Recovery work is being hampered by the Covid-19 outbreak in the country with 139 cases now confirmed across villages on Tongatapu and Vava'u.
The UN resident coordinator responsible for Tonga, Sanaka Samarasinha, said the initial response from the international community has been overwhelming but there still a long road to recovery ahead.
He said today the UN will deploy the first two disaster response experts - a water and sanitation expert and a disaster response co-ordinator - requested by the Tongan government.
"The assistance that has been provided so far by a number of countries has been contact-less. We are mindful of the need to follow very strict Covid-19 protocols they will be in quarantine for 14 days when they get there."
Samarasinha said they believe there is still a need for more onground personnel but they do not want an unnecessary influx of international personnel into the kingdom.
World Bank puts a figure on the tsunami damage
The World Bank said the violent volcanic eruption, tsunami and ashfall in Tonga last month has caused an estimated US$90.4M in damages.

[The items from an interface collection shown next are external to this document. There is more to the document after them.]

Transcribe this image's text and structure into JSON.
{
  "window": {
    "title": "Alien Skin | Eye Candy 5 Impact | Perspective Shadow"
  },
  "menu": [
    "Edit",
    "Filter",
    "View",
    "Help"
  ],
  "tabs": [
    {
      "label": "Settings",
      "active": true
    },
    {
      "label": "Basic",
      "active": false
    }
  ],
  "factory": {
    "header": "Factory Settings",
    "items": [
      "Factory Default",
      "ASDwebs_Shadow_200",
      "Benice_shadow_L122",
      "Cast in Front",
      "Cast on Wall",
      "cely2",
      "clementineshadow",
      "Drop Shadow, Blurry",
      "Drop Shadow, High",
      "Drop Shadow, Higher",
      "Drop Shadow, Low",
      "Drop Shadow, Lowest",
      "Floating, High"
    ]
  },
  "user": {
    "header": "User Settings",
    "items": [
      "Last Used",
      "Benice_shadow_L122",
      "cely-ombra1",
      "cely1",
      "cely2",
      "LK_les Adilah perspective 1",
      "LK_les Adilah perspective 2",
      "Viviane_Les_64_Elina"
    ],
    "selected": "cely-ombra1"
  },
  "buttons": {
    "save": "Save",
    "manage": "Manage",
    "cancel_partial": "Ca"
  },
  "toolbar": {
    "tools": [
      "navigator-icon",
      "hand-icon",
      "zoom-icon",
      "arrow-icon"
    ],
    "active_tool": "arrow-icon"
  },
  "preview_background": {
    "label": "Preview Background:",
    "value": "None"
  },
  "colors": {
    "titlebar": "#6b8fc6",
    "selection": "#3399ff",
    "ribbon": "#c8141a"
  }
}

That's the equivalent of approximately 18.5% of Tonga's Gross Domestic Product (GDP) according to a World Bank assessment.
The Global Rapid Post-Disaster Damage Estimation (GRADE) report on the January 15 eruption was prepared by the World Bank at the request of the Government of Tonga and in consultation with other partners.
It is the first assessment published following the Tonga disaster that provides estimated costs of the physical damages caused by the volcanic eruption and tsunami.
The report provided estimates of direct damages to residential buildings, non-residential buildings (including tourism, health facilities, schools, government buildings, and private sector buildings), infrastructure (transport, power and water, sea and air and repairs to the submarine cable), agriculture, forestry, fishing, and ashfall clean up.
The World Bank said broader economic losses, such as ongoing impacts on agriculture and tourism, are not reflected in the report and are expected to significantly increase the overall economic impact.
An estimated 85,000 people across Tonga have been affected by what has been described as a 'once in a millennium event.